A critical security loophole was found on the website of the Registry of Public Websites and Applications which belongs to the Ministry of Digital Government and has 585 registered websites and 36 registered applications.
Two Greek researchers, Dimitris Hatzidimitris and Anastasis Vassiliadis, managed to identify a security loophole on the website of the Ministry of Digital Government, and more specifically in the Register of Public Websites and Applications which allowed them to perform the SQL injection technique and gain access to part of the organization's database.
According to the Greek investigators, the organization was notified in time for the security gap, but to date, it has not made any repairs.
The vulnerability is SQL injection type and the specific weakness:
- Parameter: orgID (GET)
- Type: time-based blind
- Title: MySQL> = 5.0.12 AND time-based blind (query SLEEP)
"This vulnerability has given us access to the database of the register of public websites and applications. "After that, we did not proceed below with a possible access to the server beyond the base, since we had already confirmed the weakness in the security of the website", the researchers typically state.
Here is a screenshot from the database.
We notice that the tables contain sensitive user data such as names and passwords.
with contents such as:
The exact information and the weakness used by the researchers remain at the disposal of those directly interested, by the researchers themselves but also by SecNews. We do not disclose the exact extent of the failure so that it is not exploited by malicious users or attacking hackers from third countries.
Information about vulnerabilities discovered in organizations is considered extremely necessary (especially when they are on high-traffic websites and contain sensitive user data), and for us at SecNews they are an immediate priority.
We hope that in this way, that is, the immediate exposure of any vulnerability, and not its 'hood,' we are contributing to a safer Internet.
Register of Public Websites & Applications
The Register of Public Websites and Applications belongs to the Ministry of Digital Government, has 585 registered websites and 36 registered applications.
According to a relevant law, the maintenance of the "Register of Public Websites and Applications" (ΜΗ.Δ.ΙΣ.ΕΦ.), which includes all websites and applications for mobile devices of public bodies that comply with the statutory requirements accessibility. (ΜΗ.Δ.ΙΣ.ΕΦ.) is kept in the Department of Accessibility and Social Affairs, of the Directorate of Digital Strategy, of the General Directorate of Digital Governance, of the Ministry of Digital Governance
The ΜΗ.Δ.ΙΣ.ΕΦ. plays an important role in complying with EU and national law. It also contributes to the fulfillment of the obligation to consolidate the mechanism that will facilitate the communication of citizens with public sector bodies regarding issues of accessibility of websites and applications for mobile devices and the undertaking of appropriate actions by public sector bodies within specific deadline.
SQL injection attack
SQL injection is a code injection technique that allows an attacker to "run" SQL statements against a target server. A successful SQL injection attack allows the execution of any query on the target database, which means the ability to collect important information, such as passwords, usernames, emails, credit card numbers, etc.

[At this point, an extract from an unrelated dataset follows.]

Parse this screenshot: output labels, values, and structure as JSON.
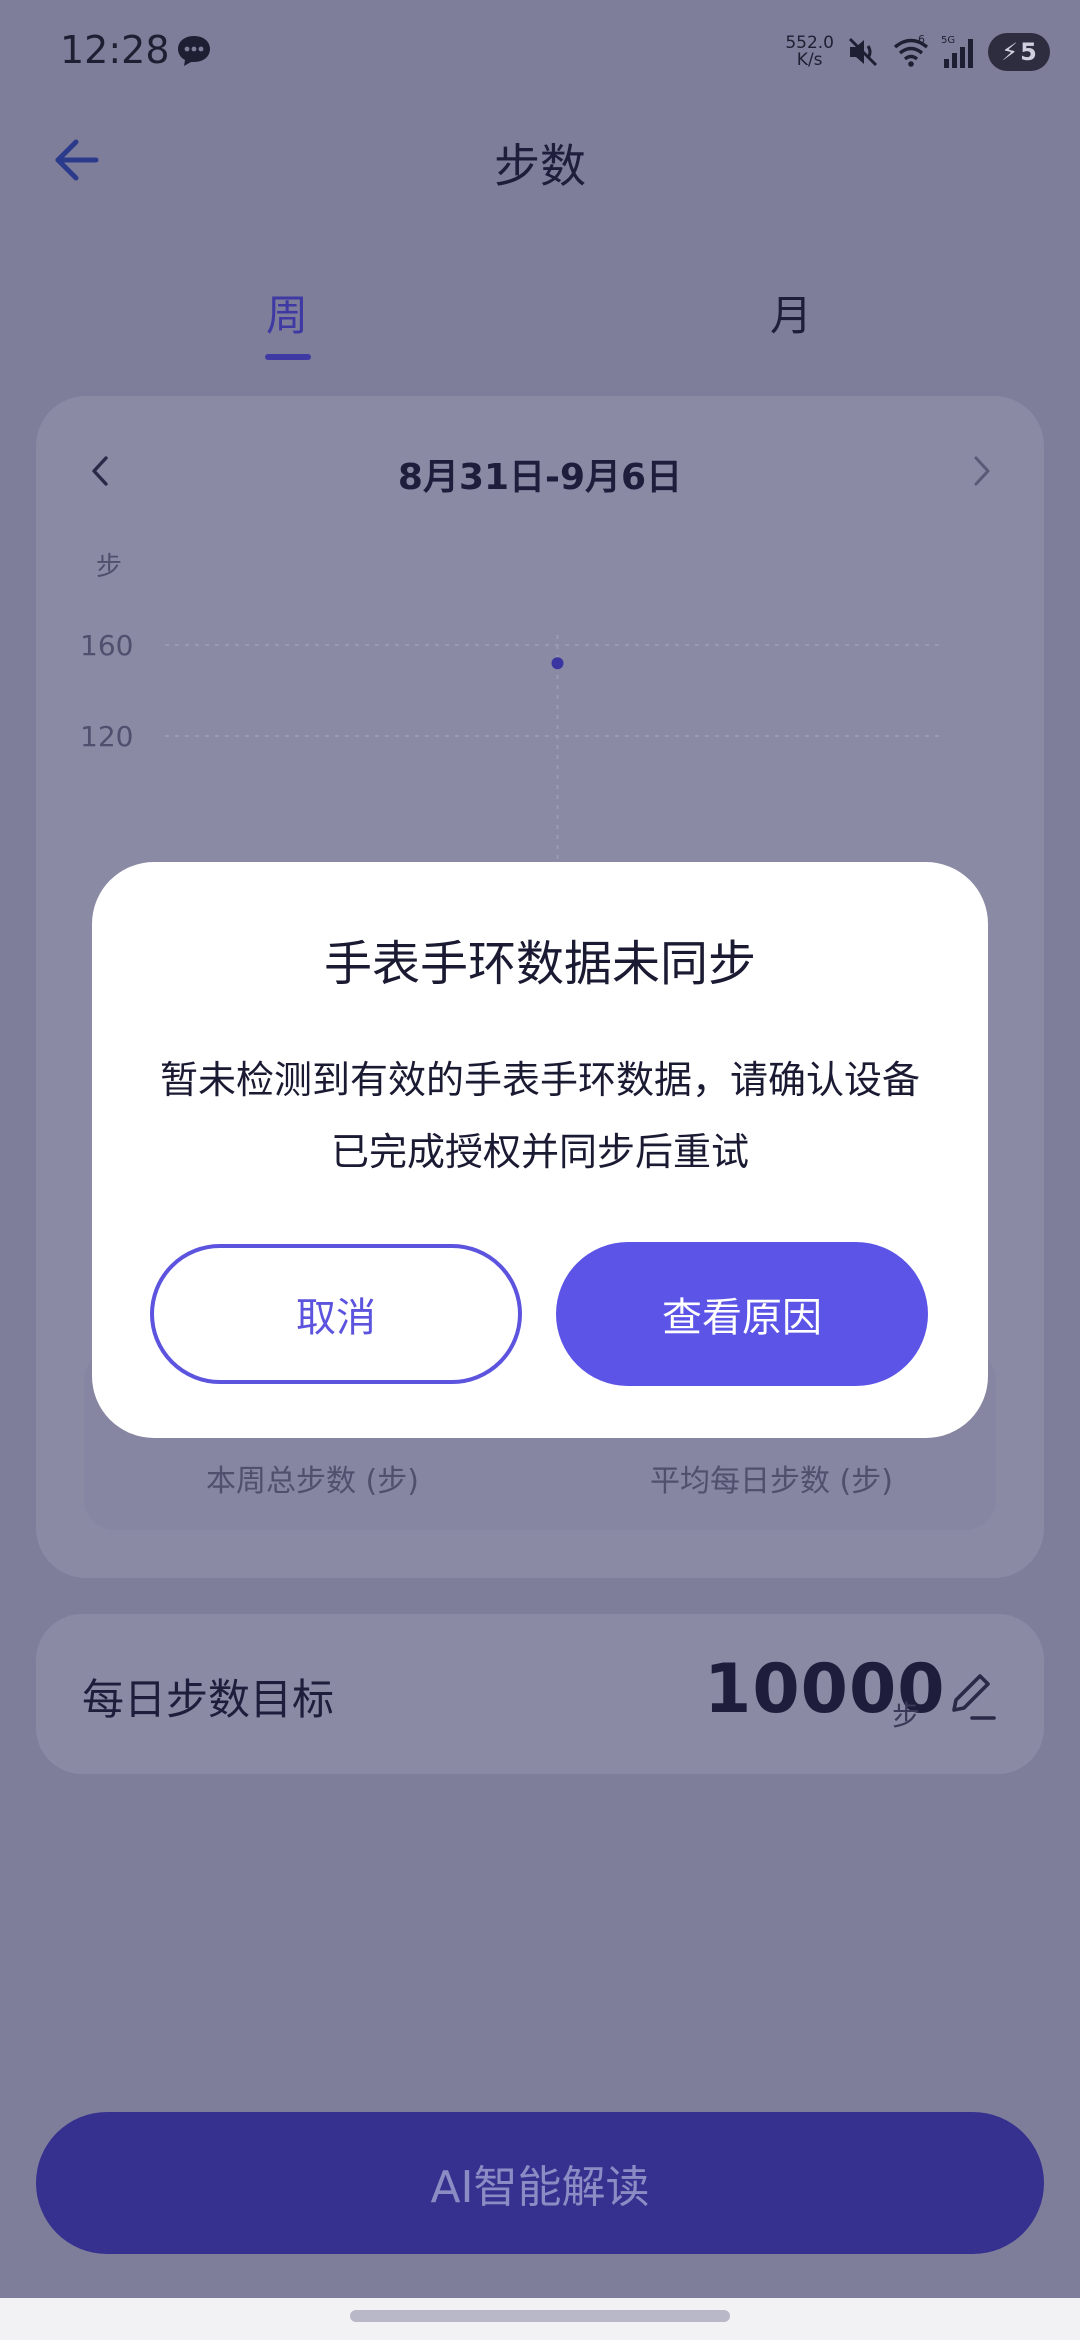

These attacks take advantage of vulnerabilities in web applications that communicate with backend servers, where databases are stored. The abbreviation SQL comes from the words Structured Query Language (Structured Query Language). It is a programming language used to add, manipulate and retrieve data in a SQL database. Attackers can easily find out, with a few simple commands, if a page is vulnerable to SQL injection vulnerability. If they are, then they will be able to steal data, destroy it, and even become database server administrators.
- The most important precaution, perhaps, is proper design, good construction and constant monitoring of the database, so that it is not vulnerable to this attack.
- Restricting server configuration data: Restricting access to the wrong parameters can reduce the likelihood of an attack on the target server. Although it does not offer 100% security, it is a first step security around databases.
- Good knowledge of all SQL Servers on the network by administrators: First, administrators need to know how many SQL servers are on the network. This process may not be as simple as it seems, as most servers run on dynamic TCP ports and usually these servers only work when the user "needs" them. Therefore, some servers may not be active. SQL Ping, SQL scan and more specialized software could be used to find all SQL Servers.
- Continuous updates. Software companies often release updates to fix potential vulnerabilities. Therefore, organizations must take care to update the applications, software and generally the systems they use, in order to stay safe.
- Enable and configure Web application firewall.
- Blocking access to specific server ports by unknown users: It does not offer absolute security, especially in SQL injection attacks, but it is an important security measure for the entire network of a company or organization. For example, closing UDP Port 1434 [this port is used to map Microsoft SQL databases] and all the TCP ports that SQL Server "listens to" can enhance security.
- Adoption of strong admin-passwords. Using a strong password can prevent brute force, SQL injection and many other attacks. It is also suggested to change them frequently.